# How to complete this task
Each record below is to be output unchanged, and any picture is to be dropped.

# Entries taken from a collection
- - - -

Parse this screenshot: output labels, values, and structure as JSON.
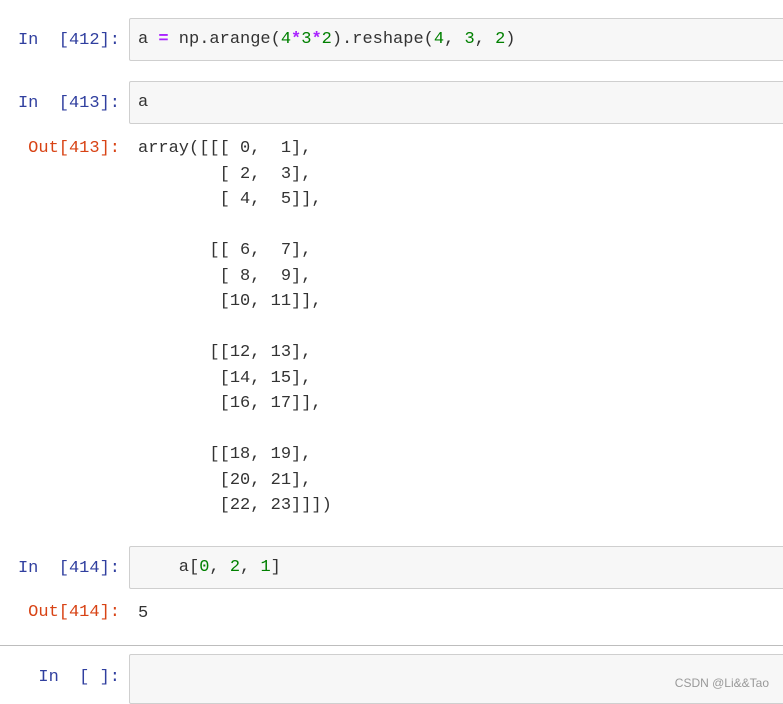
{
  "cells": [
    {
      "prompt": "In  [412]:",
      "code": [
        "a ",
        "=",
        " np.arange(",
        "4",
        "*",
        "3",
        "*",
        "2",
        ").reshape(",
        "4",
        ", ",
        "3",
        ", ",
        "2",
        ")"
      ]
    },
    {
      "prompt": "In  [413]:",
      "code": "a",
      "out_prompt": "Out[413]:",
      "output": [
        "array([[[ 0,  1],",
        "        [ 2,  3],",
        "        [ 4,  5]],",
        "",
        "       [[ 6,  7],",
        "        [ 8,  9],",
        "        [10, 11]],",
        "",
        "       [[12, 13],",
        "        [14, 15],",
        "        [16, 17]],",
        "",
        "       [[18, 19],",
        "        [20, 21],",
        "        [22, 23]]])"
      ]
    },
    {
      "prompt": "In  [414]:",
      "code": [
        "    a[",
        "0",
        ", ",
        "2",
        ", ",
        "1",
        "]"
      ],
      "out_prompt": "Out[414]:",
      "output": "5"
    },
    {
      "prompt": "In  [ ]:",
      "code": ""
    }
  ],
  "watermark": "CSDN @Li&&Tao",
  "colors": {
    "in_prompt": "#303f9f",
    "out_prompt": "#d84315",
    "number": "#008000",
    "operator": "#aa22ff"
  }
}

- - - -

# Exercise response
Parse this screenshot: output labels, values, and structure as JSON.
{
  "cells": [
    {
      "prompt": "In  [412]:",
      "code": [
        "a ",
        "=",
        " np.arange(",
        "4",
        "*",
        "3",
        "*",
        "2",
        ").reshape(",
        "4",
        ", ",
        "3",
        ", ",
        "2",
        ")"
      ]
    },
    {
      "prompt": "In  [413]:",
      "code": "a",
      "out_prompt": "Out[413]:",
      "output": [
        "array([[[ 0,  1],",
        "        [ 2,  3],",
        "        [ 4,  5]],",
        "",
        "       [[ 6,  7],",
        "        [ 8,  9],",
        "        [10, 11]],",
        "",
        "       [[12, 13],",
        "        [14, 15],",
        "        [16, 17]],",
        "",
        "       [[18, 19],",
        "        [20, 21],",
        "        [22, 23]]])"
      ]
    },
    {
      "prompt": "In  [414]:",
      "code": [
        "    a[",
        "0",
        ", ",
        "2",
        ", ",
        "1",
        "]"
      ],
      "out_prompt": "Out[414]:",
      "output": "5"
    },
    {
      "prompt": "In  [ ]:",
      "code": ""
    }
  ],
  "watermark": "CSDN @Li&&Tao",
  "colors": {
    "in_prompt": "#303f9f",
    "out_prompt": "#d84315",
    "number": "#008000",
    "operator": "#aa22ff"
  }
}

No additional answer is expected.